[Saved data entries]
BEGIN

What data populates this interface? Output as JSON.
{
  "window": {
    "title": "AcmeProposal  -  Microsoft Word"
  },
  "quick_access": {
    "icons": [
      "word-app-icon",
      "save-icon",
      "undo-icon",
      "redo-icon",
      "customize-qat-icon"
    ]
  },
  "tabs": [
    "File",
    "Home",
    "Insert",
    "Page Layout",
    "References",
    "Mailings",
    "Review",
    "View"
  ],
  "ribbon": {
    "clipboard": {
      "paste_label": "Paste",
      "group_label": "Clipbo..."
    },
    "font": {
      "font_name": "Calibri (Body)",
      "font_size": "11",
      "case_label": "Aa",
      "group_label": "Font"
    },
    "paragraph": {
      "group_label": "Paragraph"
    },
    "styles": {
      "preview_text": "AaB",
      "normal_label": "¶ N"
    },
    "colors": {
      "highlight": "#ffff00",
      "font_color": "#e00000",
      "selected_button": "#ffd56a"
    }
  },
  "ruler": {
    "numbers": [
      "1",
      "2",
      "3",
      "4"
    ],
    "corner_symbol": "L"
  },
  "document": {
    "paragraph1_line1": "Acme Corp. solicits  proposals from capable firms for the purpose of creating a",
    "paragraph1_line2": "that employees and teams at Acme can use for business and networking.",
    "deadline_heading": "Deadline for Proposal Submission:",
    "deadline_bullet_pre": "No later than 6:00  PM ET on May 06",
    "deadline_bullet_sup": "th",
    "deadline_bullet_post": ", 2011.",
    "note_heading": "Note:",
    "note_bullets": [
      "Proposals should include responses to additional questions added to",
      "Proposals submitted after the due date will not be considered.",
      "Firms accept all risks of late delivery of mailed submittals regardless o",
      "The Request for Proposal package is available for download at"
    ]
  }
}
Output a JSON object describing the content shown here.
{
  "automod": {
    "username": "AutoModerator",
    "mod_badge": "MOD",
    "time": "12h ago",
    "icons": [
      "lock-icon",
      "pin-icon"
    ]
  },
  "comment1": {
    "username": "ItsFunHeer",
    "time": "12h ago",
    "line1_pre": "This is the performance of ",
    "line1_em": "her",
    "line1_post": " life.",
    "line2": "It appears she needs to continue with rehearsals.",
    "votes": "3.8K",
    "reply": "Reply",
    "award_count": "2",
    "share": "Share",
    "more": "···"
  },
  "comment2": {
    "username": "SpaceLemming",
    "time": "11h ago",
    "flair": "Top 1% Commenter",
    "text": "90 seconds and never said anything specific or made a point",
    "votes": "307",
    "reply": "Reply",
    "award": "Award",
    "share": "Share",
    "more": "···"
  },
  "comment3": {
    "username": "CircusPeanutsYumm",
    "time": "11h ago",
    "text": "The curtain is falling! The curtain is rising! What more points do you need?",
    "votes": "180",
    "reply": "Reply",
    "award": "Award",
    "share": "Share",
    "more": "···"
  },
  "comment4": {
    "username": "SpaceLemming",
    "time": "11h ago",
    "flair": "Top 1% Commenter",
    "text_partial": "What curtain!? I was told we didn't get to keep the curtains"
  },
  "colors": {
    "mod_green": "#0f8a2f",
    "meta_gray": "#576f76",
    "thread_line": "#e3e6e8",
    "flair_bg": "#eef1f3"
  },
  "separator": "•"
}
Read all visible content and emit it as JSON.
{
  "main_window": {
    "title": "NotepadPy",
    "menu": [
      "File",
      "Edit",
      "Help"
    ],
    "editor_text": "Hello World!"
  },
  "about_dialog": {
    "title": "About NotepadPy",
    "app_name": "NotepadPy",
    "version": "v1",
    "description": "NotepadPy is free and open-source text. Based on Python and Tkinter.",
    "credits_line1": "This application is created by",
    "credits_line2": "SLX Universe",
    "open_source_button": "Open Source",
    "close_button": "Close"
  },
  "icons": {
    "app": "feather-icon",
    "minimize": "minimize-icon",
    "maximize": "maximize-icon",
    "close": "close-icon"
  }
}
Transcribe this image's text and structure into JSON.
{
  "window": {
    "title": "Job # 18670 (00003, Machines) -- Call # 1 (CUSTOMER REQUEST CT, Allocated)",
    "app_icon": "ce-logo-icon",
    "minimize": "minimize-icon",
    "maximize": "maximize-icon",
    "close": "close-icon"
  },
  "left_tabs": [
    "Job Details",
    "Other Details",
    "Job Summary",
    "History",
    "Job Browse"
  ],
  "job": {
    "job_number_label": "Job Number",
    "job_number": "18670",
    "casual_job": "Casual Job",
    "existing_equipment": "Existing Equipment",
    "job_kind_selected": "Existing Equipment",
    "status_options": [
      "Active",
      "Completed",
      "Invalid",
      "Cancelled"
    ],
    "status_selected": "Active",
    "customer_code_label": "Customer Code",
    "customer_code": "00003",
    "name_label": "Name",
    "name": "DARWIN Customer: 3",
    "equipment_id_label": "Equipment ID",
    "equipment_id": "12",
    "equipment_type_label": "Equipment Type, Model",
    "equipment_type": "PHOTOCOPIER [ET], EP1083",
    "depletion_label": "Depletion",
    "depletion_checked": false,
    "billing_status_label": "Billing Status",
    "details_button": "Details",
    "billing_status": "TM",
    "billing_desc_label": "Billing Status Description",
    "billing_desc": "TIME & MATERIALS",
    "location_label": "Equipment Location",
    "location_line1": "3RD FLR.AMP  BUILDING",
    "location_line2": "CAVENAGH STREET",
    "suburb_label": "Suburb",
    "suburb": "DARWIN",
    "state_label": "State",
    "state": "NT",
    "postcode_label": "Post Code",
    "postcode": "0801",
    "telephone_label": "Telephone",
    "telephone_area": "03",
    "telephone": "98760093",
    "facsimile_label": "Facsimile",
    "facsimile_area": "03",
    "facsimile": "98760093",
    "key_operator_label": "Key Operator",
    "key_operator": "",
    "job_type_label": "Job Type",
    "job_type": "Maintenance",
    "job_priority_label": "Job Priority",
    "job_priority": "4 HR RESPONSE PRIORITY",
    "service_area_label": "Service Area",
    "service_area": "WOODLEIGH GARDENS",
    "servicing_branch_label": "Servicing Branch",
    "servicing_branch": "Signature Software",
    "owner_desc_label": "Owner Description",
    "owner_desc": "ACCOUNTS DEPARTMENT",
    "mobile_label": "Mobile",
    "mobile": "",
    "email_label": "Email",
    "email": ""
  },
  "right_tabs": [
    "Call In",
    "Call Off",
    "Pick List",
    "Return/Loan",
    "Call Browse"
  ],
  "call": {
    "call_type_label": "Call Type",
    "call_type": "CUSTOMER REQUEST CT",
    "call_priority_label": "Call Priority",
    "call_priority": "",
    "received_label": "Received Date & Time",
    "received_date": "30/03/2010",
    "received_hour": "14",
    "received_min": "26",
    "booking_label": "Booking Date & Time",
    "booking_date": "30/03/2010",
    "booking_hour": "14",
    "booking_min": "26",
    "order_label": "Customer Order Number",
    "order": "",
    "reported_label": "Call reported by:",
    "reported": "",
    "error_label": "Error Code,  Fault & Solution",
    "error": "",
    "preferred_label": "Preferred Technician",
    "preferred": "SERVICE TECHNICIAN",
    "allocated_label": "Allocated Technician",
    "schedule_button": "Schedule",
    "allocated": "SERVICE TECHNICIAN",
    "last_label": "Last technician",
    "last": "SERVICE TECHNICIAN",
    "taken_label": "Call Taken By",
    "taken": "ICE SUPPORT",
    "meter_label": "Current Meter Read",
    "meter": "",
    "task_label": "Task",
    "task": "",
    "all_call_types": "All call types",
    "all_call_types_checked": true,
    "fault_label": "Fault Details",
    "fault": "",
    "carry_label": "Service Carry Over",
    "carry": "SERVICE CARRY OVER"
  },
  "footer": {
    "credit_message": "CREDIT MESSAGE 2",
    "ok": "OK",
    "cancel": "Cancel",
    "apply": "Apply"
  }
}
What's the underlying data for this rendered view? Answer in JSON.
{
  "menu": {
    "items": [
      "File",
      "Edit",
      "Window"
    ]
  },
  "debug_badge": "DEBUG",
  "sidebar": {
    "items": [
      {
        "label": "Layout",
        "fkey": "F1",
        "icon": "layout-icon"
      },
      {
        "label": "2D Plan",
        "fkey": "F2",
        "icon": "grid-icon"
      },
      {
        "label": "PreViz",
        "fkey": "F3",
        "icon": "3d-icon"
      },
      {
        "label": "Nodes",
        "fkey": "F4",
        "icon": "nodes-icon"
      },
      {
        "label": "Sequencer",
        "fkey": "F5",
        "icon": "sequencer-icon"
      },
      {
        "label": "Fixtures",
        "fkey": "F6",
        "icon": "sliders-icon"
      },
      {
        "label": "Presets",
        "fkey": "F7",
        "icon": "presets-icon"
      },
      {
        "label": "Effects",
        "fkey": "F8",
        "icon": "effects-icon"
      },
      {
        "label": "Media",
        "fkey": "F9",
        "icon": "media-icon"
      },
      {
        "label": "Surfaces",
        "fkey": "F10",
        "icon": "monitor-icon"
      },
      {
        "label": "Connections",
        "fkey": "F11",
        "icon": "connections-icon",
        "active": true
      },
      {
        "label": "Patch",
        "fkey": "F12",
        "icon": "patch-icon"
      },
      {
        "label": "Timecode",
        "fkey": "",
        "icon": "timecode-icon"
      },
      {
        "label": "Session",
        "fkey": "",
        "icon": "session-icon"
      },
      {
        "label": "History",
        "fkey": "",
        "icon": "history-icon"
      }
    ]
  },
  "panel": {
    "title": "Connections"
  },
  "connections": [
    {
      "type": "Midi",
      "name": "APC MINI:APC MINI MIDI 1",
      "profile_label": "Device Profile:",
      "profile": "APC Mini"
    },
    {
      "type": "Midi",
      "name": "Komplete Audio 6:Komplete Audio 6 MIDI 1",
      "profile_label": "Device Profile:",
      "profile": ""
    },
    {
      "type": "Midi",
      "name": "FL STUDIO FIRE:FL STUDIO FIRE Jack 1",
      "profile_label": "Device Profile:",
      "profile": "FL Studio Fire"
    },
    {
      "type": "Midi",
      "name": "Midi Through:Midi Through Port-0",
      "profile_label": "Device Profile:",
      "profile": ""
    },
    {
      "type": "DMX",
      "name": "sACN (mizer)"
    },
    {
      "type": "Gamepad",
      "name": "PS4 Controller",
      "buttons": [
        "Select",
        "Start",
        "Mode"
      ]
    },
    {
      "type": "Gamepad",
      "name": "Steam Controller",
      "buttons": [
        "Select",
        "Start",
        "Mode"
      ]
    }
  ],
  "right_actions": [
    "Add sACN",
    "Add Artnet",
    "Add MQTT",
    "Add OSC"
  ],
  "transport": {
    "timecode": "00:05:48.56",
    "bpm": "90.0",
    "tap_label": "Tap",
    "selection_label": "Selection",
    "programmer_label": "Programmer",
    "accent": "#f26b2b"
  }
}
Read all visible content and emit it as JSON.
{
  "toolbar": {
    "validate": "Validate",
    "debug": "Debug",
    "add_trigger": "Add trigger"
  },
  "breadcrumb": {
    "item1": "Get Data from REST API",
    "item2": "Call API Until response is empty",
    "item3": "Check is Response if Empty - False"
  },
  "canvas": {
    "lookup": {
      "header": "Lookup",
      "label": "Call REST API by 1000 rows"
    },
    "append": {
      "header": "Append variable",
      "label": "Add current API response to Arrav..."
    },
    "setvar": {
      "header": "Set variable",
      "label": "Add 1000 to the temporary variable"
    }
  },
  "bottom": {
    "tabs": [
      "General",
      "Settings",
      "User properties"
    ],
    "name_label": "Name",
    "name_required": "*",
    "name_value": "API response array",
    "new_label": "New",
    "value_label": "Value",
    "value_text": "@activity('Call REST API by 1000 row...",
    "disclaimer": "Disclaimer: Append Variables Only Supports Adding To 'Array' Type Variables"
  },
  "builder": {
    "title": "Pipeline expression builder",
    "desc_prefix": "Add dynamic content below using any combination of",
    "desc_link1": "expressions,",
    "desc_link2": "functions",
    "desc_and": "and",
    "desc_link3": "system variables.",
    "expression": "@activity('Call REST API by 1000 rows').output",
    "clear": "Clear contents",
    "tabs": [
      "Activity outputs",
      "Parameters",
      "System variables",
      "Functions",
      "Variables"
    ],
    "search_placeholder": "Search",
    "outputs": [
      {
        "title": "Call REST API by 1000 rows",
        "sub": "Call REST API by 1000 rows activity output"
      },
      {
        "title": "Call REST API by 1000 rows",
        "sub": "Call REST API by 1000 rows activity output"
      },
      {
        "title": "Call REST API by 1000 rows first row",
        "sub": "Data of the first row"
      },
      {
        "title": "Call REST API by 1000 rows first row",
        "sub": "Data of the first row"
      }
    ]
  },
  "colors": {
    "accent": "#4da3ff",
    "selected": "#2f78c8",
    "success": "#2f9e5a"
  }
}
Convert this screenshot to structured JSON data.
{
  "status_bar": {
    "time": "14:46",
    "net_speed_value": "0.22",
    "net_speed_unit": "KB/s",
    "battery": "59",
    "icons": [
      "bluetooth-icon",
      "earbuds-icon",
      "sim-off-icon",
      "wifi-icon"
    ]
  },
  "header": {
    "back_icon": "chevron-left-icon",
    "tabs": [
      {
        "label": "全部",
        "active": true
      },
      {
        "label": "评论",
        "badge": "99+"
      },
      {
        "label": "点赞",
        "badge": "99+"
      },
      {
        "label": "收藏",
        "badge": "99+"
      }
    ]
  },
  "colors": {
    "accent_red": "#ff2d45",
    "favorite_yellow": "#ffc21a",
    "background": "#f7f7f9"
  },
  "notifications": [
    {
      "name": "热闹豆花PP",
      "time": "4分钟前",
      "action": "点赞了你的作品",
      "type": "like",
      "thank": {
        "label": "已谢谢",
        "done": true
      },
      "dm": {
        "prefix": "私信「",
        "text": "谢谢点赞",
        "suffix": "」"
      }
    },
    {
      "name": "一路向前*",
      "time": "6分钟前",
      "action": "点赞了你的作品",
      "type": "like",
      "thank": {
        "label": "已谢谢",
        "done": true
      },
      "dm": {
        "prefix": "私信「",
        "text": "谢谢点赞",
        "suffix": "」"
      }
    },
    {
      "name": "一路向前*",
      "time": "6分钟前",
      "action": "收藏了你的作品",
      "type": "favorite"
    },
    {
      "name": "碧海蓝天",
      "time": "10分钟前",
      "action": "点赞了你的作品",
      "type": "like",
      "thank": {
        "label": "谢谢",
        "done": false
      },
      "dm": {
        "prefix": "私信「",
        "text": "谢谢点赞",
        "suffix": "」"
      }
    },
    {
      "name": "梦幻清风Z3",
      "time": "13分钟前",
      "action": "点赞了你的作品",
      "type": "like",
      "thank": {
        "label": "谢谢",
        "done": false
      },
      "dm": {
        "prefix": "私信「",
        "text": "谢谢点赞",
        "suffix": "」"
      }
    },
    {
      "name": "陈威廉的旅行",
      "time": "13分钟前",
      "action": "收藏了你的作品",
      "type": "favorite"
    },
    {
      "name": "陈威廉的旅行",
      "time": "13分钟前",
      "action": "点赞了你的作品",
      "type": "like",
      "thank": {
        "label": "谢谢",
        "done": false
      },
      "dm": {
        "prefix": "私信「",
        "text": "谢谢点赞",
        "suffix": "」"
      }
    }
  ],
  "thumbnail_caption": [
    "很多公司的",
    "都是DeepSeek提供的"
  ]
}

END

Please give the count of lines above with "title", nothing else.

OUTPUT BELOW: 10